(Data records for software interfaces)
┏━━

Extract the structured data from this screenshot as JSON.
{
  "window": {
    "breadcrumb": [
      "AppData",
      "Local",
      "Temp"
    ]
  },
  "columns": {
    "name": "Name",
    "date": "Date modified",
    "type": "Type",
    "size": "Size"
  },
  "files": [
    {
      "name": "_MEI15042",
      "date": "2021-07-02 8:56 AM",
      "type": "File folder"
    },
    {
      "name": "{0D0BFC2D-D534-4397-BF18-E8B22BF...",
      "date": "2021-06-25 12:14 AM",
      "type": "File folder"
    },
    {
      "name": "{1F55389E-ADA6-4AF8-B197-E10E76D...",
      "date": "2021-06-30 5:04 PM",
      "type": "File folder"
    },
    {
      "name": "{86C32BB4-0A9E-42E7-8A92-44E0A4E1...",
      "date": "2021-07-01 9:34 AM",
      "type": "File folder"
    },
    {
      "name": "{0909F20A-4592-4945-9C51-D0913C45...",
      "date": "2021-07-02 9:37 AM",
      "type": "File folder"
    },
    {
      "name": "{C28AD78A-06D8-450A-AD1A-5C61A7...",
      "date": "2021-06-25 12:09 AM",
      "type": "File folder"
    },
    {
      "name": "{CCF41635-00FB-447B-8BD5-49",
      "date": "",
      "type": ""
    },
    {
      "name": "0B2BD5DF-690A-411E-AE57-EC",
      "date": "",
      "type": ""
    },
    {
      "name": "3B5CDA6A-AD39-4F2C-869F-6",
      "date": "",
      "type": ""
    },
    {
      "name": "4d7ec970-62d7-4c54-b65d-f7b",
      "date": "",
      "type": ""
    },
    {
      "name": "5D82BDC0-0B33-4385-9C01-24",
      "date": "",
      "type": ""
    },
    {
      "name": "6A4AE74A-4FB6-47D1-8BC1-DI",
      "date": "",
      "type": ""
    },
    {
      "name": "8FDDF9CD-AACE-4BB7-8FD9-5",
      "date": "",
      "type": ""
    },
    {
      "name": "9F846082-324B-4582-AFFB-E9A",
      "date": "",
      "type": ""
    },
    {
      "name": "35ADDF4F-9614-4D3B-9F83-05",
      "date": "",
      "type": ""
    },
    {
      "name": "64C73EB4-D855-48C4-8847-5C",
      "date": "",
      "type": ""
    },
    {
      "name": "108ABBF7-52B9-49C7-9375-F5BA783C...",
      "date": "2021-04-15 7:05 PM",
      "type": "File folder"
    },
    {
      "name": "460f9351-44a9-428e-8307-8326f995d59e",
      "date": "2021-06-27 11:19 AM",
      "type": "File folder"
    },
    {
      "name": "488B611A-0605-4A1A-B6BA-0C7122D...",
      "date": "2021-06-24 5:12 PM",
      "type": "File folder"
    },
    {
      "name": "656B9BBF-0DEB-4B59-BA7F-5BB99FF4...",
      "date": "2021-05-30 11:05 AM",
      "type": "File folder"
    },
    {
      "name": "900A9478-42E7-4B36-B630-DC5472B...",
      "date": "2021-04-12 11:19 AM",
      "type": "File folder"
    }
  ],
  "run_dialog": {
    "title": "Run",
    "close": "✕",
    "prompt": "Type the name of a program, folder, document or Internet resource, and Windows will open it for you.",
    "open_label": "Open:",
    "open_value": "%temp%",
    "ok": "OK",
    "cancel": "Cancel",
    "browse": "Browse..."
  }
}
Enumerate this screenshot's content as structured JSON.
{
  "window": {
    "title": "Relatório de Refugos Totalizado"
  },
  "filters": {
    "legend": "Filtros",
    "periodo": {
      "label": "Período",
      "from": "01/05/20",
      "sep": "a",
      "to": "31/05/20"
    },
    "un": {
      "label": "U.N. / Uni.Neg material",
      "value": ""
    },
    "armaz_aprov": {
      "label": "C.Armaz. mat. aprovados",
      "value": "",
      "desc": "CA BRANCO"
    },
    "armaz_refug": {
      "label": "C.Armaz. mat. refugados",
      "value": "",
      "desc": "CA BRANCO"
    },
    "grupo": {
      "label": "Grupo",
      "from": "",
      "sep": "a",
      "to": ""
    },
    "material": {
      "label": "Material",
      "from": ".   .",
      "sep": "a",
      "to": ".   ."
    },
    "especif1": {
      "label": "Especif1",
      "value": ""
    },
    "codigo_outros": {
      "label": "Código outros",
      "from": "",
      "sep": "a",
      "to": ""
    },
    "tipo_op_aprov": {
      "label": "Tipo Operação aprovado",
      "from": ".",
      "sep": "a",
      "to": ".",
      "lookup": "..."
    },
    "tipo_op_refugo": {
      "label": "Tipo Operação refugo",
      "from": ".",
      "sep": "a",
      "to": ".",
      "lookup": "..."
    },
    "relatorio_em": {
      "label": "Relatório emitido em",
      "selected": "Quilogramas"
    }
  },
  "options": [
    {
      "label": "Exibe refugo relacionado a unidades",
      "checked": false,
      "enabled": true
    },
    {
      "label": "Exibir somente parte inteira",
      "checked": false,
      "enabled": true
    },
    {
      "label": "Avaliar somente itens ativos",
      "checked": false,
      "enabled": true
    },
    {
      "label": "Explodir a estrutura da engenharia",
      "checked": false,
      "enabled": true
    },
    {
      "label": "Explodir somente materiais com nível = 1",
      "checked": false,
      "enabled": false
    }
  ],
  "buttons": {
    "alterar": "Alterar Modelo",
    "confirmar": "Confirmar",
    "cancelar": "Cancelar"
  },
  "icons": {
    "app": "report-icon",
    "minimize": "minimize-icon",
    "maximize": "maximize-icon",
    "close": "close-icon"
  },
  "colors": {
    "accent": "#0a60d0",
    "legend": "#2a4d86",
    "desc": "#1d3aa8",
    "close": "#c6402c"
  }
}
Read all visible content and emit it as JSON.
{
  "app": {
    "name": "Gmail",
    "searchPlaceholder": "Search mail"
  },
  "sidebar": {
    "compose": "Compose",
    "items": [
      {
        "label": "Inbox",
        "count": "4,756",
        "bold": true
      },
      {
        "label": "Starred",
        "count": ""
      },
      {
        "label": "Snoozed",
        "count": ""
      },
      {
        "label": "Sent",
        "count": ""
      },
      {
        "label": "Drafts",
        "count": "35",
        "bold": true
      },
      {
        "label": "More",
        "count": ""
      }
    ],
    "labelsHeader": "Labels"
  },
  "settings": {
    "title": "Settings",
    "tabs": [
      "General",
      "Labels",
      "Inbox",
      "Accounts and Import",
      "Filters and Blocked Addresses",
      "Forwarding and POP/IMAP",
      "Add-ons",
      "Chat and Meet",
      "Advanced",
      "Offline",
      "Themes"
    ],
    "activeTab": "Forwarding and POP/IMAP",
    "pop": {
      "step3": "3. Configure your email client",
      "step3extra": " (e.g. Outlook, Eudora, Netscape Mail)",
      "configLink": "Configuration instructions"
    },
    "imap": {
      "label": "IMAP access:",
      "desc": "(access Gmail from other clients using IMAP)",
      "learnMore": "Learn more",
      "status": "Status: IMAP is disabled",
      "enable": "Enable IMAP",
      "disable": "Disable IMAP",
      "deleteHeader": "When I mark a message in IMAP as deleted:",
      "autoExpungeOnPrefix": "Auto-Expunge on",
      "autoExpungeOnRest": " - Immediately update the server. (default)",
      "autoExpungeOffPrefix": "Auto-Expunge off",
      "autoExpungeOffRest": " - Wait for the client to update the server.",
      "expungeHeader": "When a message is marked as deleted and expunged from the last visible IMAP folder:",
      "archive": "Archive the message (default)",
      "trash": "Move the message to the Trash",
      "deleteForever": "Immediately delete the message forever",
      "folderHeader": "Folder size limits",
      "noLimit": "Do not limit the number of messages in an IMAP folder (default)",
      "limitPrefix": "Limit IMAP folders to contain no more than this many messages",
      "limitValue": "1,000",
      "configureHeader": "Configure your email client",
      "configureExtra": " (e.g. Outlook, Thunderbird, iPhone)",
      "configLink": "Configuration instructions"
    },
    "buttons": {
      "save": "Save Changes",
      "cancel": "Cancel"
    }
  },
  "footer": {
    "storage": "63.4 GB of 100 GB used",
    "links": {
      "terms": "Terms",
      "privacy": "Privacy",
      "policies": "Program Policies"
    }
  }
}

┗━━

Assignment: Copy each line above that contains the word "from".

Answer space:
Extract the structured data from this screenshot as JSON.
      "from": "01/05/20",
      "from": "",
      "from": ".   .",
      "from": "",
      "from": ".",
      "from": ".",
      "desc": "(access Gmail from other clients using IMAP)",
      "expungeHeader": "When a message is marked as deleted and expunged from the last visible IMAP folder:",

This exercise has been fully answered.